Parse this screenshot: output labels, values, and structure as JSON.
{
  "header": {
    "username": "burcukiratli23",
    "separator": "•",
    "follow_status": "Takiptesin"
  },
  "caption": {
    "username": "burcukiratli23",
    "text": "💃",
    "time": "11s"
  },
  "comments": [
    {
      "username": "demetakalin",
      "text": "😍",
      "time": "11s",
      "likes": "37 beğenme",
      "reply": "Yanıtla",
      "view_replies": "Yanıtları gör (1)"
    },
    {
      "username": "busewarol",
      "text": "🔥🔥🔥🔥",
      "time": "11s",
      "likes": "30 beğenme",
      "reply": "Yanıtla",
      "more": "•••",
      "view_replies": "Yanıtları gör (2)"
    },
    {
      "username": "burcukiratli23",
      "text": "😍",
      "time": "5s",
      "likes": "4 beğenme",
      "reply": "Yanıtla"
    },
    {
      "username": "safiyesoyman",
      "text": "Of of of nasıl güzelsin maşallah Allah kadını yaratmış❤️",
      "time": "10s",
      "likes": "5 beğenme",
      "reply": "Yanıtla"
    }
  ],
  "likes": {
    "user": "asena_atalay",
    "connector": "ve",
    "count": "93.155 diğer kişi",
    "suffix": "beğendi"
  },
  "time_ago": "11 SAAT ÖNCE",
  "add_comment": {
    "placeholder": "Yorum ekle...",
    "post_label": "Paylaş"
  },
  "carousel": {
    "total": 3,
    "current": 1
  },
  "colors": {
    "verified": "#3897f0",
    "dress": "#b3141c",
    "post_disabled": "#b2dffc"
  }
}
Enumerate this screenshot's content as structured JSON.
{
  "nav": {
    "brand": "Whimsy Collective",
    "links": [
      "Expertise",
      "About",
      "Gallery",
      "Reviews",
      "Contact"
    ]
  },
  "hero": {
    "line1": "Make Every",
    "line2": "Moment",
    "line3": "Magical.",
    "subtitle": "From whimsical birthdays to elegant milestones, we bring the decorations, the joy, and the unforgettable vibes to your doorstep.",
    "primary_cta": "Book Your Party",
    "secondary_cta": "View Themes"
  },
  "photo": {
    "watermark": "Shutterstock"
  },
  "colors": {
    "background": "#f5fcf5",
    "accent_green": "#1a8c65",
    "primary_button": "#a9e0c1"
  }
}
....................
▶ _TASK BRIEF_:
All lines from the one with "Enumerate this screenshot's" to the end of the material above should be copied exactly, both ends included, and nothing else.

▶ _PROBLEM SOLUTION_:
Enumerate this screenshot's content as structured JSON.
{
  "nav": {
    "brand": "Whimsy Collective",
    "links": [
      "Expertise",
      "About",
      "Gallery",
      "Reviews",
      "Contact"
    ]
  },
  "hero": {
    "line1": "Make Every",
    "line2": "Moment",
    "line3": "Magical.",
    "subtitle": "From whimsical birthdays to elegant milestones, we bring the decorations, the joy, and the unforgettable vibes to your doorstep.",
    "primary_cta": "Book Your Party",
    "secondary_cta": "View Themes"
  },
  "photo": {
    "watermark": "Shutterstock"
  },
  "colors": {
    "background": "#f5fcf5",
    "accent_green": "#1a8c65",
    "primary_button": "#a9e0c1"
  }
}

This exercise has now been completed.